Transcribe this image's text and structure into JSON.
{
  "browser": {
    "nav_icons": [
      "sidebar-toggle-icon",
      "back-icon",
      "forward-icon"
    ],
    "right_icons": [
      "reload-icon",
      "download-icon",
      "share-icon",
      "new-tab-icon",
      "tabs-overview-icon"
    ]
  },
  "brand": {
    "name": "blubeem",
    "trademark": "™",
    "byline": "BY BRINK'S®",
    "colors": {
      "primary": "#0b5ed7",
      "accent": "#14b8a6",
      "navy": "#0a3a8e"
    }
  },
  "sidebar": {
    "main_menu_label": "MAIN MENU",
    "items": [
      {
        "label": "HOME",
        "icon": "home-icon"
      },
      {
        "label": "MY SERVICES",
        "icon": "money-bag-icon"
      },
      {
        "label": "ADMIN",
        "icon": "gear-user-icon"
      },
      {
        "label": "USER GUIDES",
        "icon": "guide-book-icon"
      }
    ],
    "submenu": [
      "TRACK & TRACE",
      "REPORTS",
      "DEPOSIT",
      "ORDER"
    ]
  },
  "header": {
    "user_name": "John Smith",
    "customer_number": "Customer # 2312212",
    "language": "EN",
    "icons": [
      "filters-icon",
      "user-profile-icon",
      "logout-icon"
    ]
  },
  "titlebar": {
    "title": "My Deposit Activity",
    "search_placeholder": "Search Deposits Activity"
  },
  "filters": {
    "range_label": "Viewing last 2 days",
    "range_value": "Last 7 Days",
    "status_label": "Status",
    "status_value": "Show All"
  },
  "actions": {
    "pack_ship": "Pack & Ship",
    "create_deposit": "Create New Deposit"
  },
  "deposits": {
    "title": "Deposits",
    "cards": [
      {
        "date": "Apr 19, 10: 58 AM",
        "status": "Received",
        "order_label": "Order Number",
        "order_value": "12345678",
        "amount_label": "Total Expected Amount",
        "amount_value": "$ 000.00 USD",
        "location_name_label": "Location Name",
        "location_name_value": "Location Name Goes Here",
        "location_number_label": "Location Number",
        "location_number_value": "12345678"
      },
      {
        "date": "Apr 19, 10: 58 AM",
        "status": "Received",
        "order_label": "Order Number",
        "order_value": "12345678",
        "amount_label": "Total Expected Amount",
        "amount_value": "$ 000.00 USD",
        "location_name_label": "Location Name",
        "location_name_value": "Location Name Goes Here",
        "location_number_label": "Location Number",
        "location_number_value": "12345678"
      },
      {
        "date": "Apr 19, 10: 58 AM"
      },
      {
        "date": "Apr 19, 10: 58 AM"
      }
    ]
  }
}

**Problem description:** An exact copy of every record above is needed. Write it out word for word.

**Task response:**
Transcribe this image's text and structure into JSON.
{
  "browser": {
    "nav_icons": [
      "sidebar-toggle-icon",
      "back-icon",
      "forward-icon"
    ],
    "right_icons": [
      "reload-icon",
      "download-icon",
      "share-icon",
      "new-tab-icon",
      "tabs-overview-icon"
    ]
  },
  "brand": {
    "name": "blubeem",
    "trademark": "™",
    "byline": "BY BRINK'S®",
    "colors": {
      "primary": "#0b5ed7",
      "accent": "#14b8a6",
      "navy": "#0a3a8e"
    }
  },
  "sidebar": {
    "main_menu_label": "MAIN MENU",
    "items": [
      {
        "label": "HOME",
        "icon": "home-icon"
      },
      {
        "label": "MY SERVICES",
        "icon": "money-bag-icon"
      },
      {
        "label": "ADMIN",
        "icon": "gear-user-icon"
      },
      {
        "label": "USER GUIDES",
        "icon": "guide-book-icon"
      }
    ],
    "submenu": [
      "TRACK & TRACE",
      "REPORTS",
      "DEPOSIT",
      "ORDER"
    ]
  },
  "header": {
    "user_name": "John Smith",
    "customer_number": "Customer # 2312212",
    "language": "EN",
    "icons": [
      "filters-icon",
      "user-profile-icon",
      "logout-icon"
    ]
  },
  "titlebar": {
    "title": "My Deposit Activity",
    "search_placeholder": "Search Deposits Activity"
  },
  "filters": {
    "range_label": "Viewing last 2 days",
    "range_value": "Last 7 Days",
    "status_label": "Status",
    "status_value": "Show All"
  },
  "actions": {
    "pack_ship": "Pack & Ship",
    "create_deposit": "Create New Deposit"
  },
  "deposits": {
    "title": "Deposits",
    "cards": [
      {
        "date": "Apr 19, 10: 58 AM",
        "status": "Received",
        "order_label": "Order Number",
        "order_value": "12345678",
        "amount_label": "Total Expected Amount",
        "amount_value": "$ 000.00 USD",
        "location_name_label": "Location Name",
        "location_name_value": "Location Name Goes Here",
        "location_number_label": "Location Number",
        "location_number_value": "12345678"
      },
      {
        "date": "Apr 19, 10: 58 AM",
        "status": "Received",
        "order_label": "Order Number",
        "order_value": "12345678",
        "amount_label": "Total Expected Amount",
        "amount_value": "$ 000.00 USD",
        "location_name_label": "Location Name",
        "location_name_value": "Location Name Goes Here",
        "location_number_label": "Location Number",
        "location_number_value": "12345678"
      },
      {
        "date": "Apr 19, 10: 58 AM"
      },
      {
        "date": "Apr 19, 10: 58 AM"
      }
    ]
  }
}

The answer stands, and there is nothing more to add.